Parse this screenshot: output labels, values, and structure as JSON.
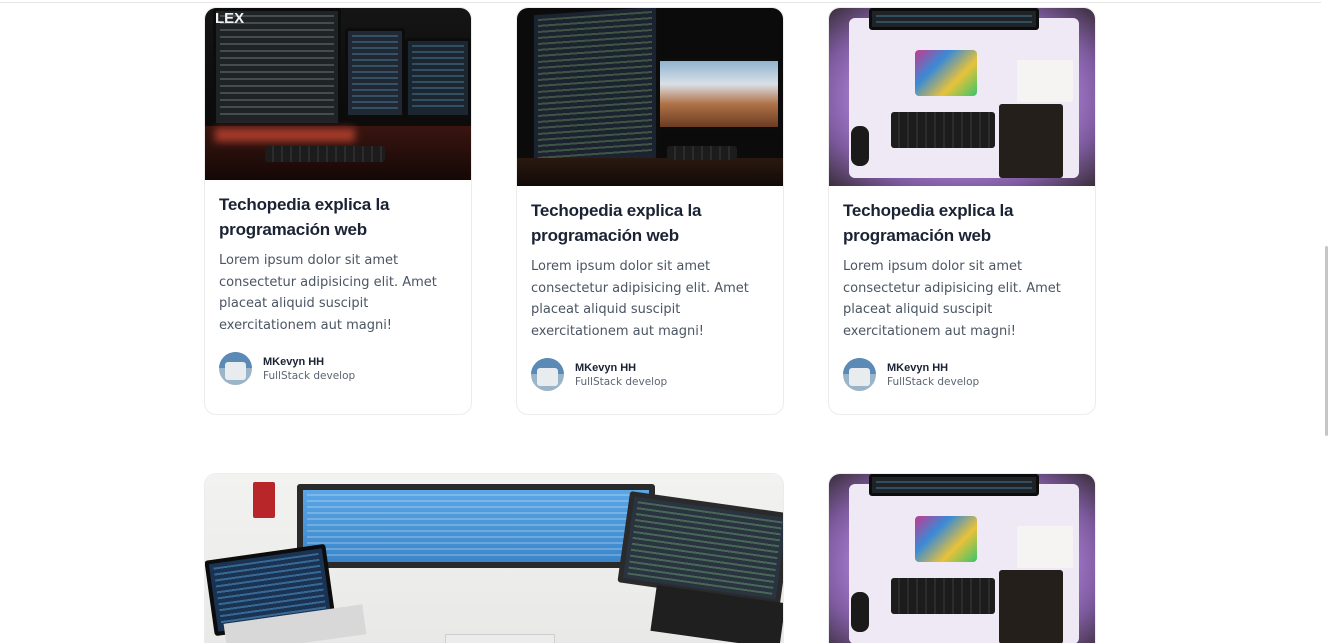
{
  "cards": [
    {
      "title": "Techopedia explica la programación web",
      "text": "Lorem ipsum dolor sit amet consectetur adipisicing elit. Amet placeat aliquid suscipit exercitationem aut magni!",
      "author_name": "MKevyn HH",
      "author_role": "FullStack develop",
      "image": "dual-monitor-red-glow-photo"
    },
    {
      "title": "Techopedia explica la programación web",
      "text": "Lorem ipsum dolor sit amet consectetur adipisicing elit. Amet placeat aliquid suscipit exercitationem aut magni!",
      "author_name": "MKevyn HH",
      "author_role": "FullStack develop",
      "image": "code-monitor-and-landscape-photo"
    },
    {
      "title": "Techopedia explica la programación web",
      "text": "Lorem ipsum dolor sit amet consectetur adipisicing elit. Amet placeat aliquid suscipit exercitationem aut magni!",
      "author_name": "MKevyn HH",
      "author_role": "FullStack develop",
      "image": "purple-desk-top-view-photo"
    }
  ],
  "wide_card": {
    "image": "office-desk-monitors-photo"
  },
  "bottom_right_card": {
    "image": "purple-desk-top-view-photo"
  },
  "colors": {
    "title": "#1a2233",
    "text": "#4b5563",
    "border": "#ececec"
  }
}
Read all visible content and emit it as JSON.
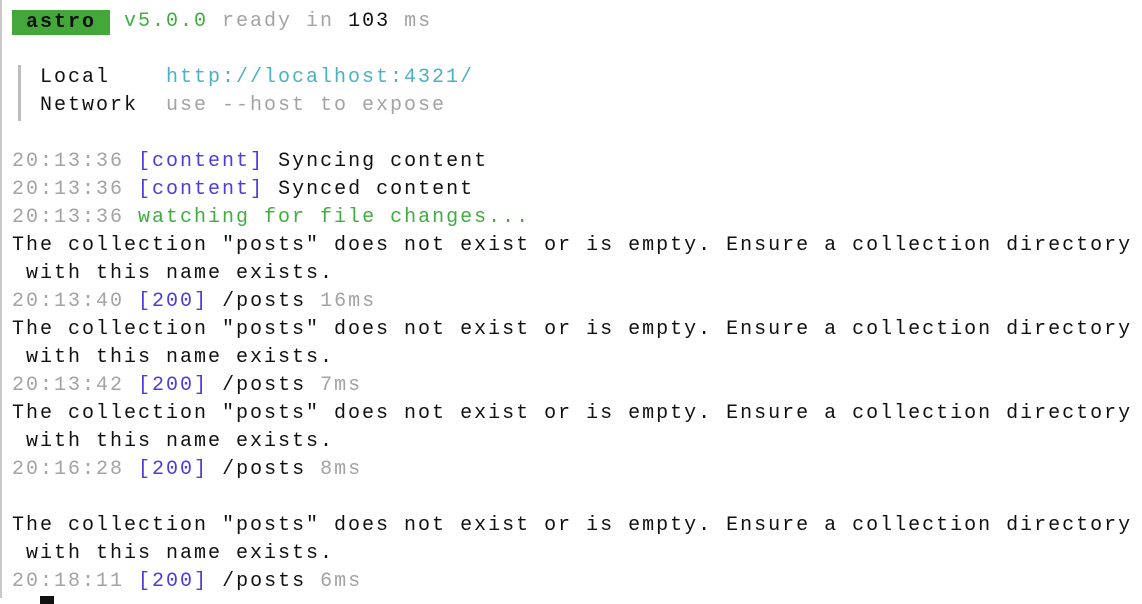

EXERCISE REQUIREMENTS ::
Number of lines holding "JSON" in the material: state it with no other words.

RESULT FOR THIS TASK ::
2